Eric Prescott Kay was arrested in Fort Worth, Texas, and made his first appearance Friday in federal court, according to Erin Nealy Cox, the U.S. Attorney for the Northern District of Texas. Kay was communications director for the Angels.

Skaggs was found dead in his hotel room in the Dallas area July 1, 2019, before the start of what was supposed to be a four-game series against the Texas Rangers. The first game was postponed before the teams played the final three games.

Skaggs died after choking on his vomit with a toxic mix of alcohol and the powerful painkillers fentanyl and oxycodone in his system, a coroner’s report said. Prosecutors accused Kay of providing the fentanyl to Skaggs and others, who were not named.

“Tyler Skaggs’s overdose – coming, as it did, in the midst of an ascendant baseball career – should be a wake-up call: No one is immune from this deadly drug, whether sold as a powder or hidden inside an innocuous-looking tablet,” Nealy Cox said.

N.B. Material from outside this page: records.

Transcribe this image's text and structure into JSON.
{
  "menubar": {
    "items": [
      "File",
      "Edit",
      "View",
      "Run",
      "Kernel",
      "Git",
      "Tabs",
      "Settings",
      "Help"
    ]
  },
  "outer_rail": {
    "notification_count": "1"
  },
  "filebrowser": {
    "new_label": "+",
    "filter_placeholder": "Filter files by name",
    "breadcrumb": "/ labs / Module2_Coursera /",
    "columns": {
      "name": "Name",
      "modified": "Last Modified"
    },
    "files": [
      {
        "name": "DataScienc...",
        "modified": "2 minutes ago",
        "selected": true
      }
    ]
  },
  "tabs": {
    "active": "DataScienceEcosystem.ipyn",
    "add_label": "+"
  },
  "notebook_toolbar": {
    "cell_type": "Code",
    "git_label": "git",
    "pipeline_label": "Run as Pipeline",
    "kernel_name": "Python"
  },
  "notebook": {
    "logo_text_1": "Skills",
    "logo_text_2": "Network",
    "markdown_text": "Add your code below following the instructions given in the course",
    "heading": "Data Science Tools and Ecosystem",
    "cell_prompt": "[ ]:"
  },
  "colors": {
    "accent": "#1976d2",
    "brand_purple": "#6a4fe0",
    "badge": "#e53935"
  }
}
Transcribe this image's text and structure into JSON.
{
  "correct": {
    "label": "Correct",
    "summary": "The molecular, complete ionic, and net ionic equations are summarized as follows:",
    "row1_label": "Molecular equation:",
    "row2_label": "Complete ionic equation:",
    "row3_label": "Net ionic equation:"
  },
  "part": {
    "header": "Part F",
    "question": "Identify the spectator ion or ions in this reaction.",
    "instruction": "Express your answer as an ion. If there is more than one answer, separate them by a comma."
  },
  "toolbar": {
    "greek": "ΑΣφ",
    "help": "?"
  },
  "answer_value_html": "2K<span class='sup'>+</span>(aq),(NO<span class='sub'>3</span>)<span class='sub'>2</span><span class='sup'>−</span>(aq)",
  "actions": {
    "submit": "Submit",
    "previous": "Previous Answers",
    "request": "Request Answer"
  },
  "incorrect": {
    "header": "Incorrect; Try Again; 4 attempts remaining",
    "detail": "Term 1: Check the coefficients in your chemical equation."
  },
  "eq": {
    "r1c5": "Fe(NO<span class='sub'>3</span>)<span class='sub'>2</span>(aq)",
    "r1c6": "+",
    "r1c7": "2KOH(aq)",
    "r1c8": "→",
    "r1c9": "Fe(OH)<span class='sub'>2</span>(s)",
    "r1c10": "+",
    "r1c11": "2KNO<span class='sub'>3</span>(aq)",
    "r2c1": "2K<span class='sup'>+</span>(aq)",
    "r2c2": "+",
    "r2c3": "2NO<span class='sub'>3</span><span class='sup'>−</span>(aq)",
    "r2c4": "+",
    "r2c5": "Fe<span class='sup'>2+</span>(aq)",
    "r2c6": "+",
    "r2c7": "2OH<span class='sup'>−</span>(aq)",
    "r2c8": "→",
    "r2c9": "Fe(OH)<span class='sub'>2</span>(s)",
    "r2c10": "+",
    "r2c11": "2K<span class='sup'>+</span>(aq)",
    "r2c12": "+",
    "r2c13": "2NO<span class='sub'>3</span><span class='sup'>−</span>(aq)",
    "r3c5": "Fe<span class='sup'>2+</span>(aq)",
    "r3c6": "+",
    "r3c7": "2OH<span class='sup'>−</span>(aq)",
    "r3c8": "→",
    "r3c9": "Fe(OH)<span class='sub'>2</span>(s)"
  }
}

If convicted, Kay faces up to 20 years in prison. Federal court records do not list an attorney representing him, and an attorney who previously spoke on his behalf did not immediately return a message seeking comment.